First is Carol's wedding and Alice getting to be with Patrick. I really like Carol and I've always been a fan of Alice/Patrick so I liked these scenes. Then there is the summer hanging out with Liz, Pamela, and Gwen. And in the end, one of her friends dies. This was sad but it didn't have that much of an impact on me.
Overall: I would call this just average and I may have lifted the grade a bit higher than I really felt due to my fondness for the characters. I will probably still continue to read the Alice books but I really hope they improve. I would rate this 2.5 but I bumped it up to 3 due to Amazon's system.
on August 13, 2009
I have been reading Alice books since Mrs. Naylor came out with the Agony of Alice 20 years ago. This installment in the life of Alice McKinley did not disappoint me.
Alice and the gang do not really have much planned for the summer between their junior and senior year of high school, but some experiences that they go through make them grow up really fast.
Alice goes to Chicago for her cousins wedding and meets up with Patrick. She wants the meeting to be special and they experience something very adult.
Afterwords Alice and the gang help out in a soup kitchen and get into some philosophical issues about God and religion with one of the other people volunteering.
Then Alice Liz Pam and another of their friends stay over at Lester's house while he is off bike riding in Utah when something unexpected happens that changes everything.
This book is probably more grown up than some of the other books in the Alice series and has explicate language and situations that might not be appropriate for younger Alice fans, over all a very good book though.

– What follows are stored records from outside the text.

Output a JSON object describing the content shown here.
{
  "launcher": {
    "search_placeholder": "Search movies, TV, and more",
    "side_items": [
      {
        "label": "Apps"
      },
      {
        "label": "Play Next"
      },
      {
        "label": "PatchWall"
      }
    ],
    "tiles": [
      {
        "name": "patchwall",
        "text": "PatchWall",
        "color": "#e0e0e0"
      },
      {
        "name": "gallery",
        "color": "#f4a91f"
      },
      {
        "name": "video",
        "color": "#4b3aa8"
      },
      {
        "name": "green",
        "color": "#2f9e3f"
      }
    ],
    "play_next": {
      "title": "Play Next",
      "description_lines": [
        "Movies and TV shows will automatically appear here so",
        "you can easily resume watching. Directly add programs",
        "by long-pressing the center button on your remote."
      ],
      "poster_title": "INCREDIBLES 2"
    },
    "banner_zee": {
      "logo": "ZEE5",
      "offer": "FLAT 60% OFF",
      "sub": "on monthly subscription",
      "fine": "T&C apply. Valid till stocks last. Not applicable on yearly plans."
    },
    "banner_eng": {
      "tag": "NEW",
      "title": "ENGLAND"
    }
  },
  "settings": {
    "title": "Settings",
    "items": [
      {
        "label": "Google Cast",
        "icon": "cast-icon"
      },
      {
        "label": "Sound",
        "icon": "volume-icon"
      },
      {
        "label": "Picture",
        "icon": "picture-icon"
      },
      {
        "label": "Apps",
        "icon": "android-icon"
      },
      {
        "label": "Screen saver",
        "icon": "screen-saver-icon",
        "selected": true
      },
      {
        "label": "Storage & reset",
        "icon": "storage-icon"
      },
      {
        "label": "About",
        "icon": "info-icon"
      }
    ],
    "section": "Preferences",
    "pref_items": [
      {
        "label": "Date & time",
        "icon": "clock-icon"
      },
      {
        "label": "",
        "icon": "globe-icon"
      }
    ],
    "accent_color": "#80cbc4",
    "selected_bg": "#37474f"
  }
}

on August 26, 2009
All of the "Alice" books are always a delight! This series should be on every pre-teen and teen's "must read" list. PRNaylor writes about girls in such a knowledgeable and straight-forward manner, and covers all the big things (and little things) that girls wonder about and can experience through Alice, and then make up their own minds. She presents situations which all girls face, and then presents solutions which may, or may not, fit what one might do, but are always in keeping with the characters involved. I discovered this series by accident (I am a grandmother of 4), and when I started my oldest granddaughter on this series, she said to me, "Grandma, Alice is my best friend!!" and I knew what she meant exactly. Should be on the shelves of every Middle and High School Library!!!